That is to suggest that the persons all share a common prerogative, but often a certain work will be attributed to the Father, for example, in order to display his uniqueness. Both Goodwin and Owen wrestle with how this relates to the incarnation of the Son of God. So, for example, while some Divines attribute to the Spirit ‘the special Honour of tying that Marriage knot, or Union, between the Son of God, and that Man Jesus’, Goodwin believes that ‘that Action is more peculiarly to be Attributed to the Son Himself; as Second Person; who took up into one Person with Himself that Humane Nature’ (Heb. 2:16). Of course, Goodwin agrees that if they argue on the basis that the external works of the Trinity are undivided, there is no conflict. But, in Goodwin’s mind, it was ‘the Son’s Special Act … to assume [human nature]’. This is precisely what I say in the quote from Knowing Christ (p. 27).
Owen argues that it was an outward act (ad extra) of the triune God, ‘As unto original efficiency’. However,
‘As unto authoritative designation, it was the act of the Father…. As unto the formation of the human nature, it was the peculiar act of the Spirit…. As unto the term of the assumption, or the taking of our nature unto himself, it was the peculiar act of the person of the Son.’
Essentially, Goodwin and Owen are claiming that the undivided works ad extra often manifest one of the persons as their terminus operationis [end of operation]. In the above example, the incarnation terminates on the Son though the act is (singularly) willed by the three persons of the Trinity.
If the Son did not decide to assume a human nature, then who did?
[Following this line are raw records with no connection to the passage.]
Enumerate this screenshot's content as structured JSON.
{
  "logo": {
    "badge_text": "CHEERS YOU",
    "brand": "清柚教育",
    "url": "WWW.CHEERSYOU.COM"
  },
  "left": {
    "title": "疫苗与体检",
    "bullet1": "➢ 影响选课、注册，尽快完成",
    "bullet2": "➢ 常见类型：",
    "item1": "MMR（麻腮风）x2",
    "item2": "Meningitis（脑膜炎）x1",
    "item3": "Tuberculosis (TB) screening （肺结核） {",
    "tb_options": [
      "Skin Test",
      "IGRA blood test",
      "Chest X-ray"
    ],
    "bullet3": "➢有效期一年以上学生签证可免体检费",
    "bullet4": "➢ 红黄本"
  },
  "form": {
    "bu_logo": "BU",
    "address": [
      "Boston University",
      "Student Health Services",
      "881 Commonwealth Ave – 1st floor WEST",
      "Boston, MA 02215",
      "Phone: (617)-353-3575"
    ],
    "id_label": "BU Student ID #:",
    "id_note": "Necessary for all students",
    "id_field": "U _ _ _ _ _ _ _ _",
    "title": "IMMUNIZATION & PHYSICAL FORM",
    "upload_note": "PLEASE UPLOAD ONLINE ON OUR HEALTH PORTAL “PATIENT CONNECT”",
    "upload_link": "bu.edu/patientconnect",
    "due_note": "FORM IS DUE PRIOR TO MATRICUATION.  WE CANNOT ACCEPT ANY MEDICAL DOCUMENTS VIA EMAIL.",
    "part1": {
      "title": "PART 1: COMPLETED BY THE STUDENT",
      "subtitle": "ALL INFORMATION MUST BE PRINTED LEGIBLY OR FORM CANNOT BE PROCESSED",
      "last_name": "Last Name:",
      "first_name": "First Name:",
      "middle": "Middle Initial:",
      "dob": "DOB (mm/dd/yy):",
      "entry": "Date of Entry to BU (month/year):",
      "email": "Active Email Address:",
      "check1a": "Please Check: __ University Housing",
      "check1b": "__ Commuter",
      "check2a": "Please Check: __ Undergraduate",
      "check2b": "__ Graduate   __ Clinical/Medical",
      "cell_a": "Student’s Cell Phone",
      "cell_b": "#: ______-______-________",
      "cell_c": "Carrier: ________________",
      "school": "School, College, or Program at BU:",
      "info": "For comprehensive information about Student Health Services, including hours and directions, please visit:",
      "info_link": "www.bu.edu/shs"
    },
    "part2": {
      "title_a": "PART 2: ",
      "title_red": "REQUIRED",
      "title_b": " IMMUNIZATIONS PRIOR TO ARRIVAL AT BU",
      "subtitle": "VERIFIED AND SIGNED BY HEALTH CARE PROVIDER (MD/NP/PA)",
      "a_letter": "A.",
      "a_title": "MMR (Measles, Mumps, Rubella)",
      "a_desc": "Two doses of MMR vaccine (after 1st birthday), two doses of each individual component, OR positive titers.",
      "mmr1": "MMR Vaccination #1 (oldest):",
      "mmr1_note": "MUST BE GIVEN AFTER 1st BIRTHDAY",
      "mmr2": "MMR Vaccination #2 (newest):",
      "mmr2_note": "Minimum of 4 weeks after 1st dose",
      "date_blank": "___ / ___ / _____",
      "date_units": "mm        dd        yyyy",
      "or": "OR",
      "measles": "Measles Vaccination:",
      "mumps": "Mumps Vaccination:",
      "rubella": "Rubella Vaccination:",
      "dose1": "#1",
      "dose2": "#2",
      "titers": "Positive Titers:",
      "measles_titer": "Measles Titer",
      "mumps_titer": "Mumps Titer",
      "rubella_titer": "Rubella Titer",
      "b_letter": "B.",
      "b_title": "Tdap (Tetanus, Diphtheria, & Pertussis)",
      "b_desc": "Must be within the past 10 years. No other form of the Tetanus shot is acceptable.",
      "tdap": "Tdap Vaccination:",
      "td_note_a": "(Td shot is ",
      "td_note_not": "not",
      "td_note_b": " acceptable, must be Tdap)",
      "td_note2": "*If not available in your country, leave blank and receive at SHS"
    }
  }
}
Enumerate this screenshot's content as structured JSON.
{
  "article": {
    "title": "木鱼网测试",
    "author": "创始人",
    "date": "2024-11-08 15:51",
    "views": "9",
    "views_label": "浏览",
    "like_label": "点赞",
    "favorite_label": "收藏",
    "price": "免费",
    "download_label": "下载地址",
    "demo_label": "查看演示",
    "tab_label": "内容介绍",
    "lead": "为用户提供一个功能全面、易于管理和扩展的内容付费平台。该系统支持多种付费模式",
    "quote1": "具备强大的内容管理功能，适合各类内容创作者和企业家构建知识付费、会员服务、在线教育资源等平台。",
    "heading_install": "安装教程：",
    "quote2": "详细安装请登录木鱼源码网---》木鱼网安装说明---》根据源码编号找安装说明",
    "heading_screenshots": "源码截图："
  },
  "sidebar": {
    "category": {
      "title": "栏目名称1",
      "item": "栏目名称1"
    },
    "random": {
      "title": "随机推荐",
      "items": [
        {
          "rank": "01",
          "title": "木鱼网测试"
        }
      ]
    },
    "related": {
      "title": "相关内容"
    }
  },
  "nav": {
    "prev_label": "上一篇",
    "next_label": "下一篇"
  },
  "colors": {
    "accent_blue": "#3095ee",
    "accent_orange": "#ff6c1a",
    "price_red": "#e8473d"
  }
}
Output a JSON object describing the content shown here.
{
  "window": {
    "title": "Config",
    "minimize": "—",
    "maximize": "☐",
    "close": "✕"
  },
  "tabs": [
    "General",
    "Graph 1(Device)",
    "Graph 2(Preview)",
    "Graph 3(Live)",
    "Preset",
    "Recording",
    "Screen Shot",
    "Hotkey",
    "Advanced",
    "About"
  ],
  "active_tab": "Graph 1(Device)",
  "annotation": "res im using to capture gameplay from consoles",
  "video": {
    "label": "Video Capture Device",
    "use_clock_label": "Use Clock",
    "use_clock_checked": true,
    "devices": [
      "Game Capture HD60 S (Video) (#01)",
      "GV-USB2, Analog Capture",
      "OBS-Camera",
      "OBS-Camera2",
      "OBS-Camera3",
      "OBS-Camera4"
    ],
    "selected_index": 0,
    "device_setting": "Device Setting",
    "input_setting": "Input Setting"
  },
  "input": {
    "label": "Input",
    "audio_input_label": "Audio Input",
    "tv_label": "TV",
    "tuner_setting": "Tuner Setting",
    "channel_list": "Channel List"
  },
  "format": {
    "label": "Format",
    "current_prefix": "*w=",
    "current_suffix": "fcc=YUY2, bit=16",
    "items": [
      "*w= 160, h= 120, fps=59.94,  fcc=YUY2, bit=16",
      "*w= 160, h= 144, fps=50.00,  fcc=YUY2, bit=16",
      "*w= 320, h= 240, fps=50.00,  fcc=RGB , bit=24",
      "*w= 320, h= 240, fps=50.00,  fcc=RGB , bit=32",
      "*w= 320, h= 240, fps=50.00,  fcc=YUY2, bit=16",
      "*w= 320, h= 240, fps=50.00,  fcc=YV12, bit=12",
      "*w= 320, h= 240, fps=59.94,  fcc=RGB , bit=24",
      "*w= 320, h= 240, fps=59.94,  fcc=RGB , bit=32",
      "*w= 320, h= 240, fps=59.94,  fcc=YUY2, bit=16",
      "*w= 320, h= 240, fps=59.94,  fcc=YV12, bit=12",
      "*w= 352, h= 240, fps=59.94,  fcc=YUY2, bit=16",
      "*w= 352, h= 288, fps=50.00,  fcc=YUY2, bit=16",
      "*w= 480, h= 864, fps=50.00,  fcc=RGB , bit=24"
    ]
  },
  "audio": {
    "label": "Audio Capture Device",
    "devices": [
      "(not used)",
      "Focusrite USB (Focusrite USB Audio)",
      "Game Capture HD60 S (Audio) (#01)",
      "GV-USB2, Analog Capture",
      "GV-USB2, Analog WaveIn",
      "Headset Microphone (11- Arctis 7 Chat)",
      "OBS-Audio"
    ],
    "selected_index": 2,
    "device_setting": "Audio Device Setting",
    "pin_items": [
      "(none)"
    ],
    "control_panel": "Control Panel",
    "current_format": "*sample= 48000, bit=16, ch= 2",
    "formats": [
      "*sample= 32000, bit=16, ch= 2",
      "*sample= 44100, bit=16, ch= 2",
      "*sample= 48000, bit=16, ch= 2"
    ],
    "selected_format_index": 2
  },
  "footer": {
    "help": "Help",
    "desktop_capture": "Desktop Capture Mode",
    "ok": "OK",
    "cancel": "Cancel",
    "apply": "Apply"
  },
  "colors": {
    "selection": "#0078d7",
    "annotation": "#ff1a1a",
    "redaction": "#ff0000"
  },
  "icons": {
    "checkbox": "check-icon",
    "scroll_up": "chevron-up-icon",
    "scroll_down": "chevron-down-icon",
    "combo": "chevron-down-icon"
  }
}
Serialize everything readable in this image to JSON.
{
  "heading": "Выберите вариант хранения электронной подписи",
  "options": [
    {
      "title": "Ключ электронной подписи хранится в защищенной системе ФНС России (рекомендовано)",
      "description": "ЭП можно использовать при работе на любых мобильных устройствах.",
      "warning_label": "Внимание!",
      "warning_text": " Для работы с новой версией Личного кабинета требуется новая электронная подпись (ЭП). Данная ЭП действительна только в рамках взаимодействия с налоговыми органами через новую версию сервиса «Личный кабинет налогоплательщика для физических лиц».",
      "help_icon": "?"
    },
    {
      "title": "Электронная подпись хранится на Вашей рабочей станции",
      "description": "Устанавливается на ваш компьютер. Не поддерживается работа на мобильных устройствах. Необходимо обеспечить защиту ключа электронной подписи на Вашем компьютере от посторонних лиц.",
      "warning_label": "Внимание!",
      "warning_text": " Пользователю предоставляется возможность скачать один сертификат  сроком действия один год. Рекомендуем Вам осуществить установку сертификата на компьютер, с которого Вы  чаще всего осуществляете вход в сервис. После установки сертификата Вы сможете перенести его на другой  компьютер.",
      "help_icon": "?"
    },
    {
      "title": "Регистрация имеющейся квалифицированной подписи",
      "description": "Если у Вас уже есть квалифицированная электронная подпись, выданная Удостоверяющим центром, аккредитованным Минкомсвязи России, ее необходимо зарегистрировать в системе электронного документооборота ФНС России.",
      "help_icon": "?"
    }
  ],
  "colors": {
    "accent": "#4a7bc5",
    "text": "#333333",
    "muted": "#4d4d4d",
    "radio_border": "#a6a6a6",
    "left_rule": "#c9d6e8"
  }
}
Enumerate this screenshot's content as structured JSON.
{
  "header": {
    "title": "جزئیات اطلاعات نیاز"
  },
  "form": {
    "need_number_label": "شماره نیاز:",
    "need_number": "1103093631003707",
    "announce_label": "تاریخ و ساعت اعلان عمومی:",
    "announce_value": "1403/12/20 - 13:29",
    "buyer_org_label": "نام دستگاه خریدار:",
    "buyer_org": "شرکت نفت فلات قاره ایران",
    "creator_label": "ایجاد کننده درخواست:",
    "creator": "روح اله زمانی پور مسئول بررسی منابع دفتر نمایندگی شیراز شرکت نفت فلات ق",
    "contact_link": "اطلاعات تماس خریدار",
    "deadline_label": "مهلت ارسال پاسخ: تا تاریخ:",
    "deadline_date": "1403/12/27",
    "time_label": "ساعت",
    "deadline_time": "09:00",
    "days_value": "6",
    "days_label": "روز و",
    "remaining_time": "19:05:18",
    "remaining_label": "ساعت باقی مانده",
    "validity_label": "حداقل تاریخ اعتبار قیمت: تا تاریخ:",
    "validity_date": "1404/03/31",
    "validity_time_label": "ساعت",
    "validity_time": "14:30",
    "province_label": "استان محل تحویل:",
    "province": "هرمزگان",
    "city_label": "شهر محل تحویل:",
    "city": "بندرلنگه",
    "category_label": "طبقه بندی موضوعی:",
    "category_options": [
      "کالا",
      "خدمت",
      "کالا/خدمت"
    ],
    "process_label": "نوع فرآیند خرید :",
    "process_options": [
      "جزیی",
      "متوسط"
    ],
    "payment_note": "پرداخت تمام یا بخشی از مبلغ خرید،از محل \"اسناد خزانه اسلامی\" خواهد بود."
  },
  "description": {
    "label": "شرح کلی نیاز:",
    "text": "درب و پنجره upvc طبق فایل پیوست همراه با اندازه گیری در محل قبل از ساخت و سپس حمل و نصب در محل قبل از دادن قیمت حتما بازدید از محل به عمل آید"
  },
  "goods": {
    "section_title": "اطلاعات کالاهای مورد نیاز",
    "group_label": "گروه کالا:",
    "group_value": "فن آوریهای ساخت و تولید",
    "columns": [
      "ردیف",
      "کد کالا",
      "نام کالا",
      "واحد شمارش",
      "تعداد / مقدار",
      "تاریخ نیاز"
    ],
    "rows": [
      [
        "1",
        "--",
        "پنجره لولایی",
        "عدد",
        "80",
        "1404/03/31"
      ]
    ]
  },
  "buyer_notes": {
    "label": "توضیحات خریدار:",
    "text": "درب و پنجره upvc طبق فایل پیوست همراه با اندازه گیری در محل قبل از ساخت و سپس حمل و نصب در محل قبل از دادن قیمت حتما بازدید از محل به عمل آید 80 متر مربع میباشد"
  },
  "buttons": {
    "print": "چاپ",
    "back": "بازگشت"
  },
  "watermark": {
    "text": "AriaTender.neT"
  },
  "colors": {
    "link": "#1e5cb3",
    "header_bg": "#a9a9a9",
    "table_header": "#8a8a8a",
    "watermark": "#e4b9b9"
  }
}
God did, but, alas, dat old debbel [terminus operationis].”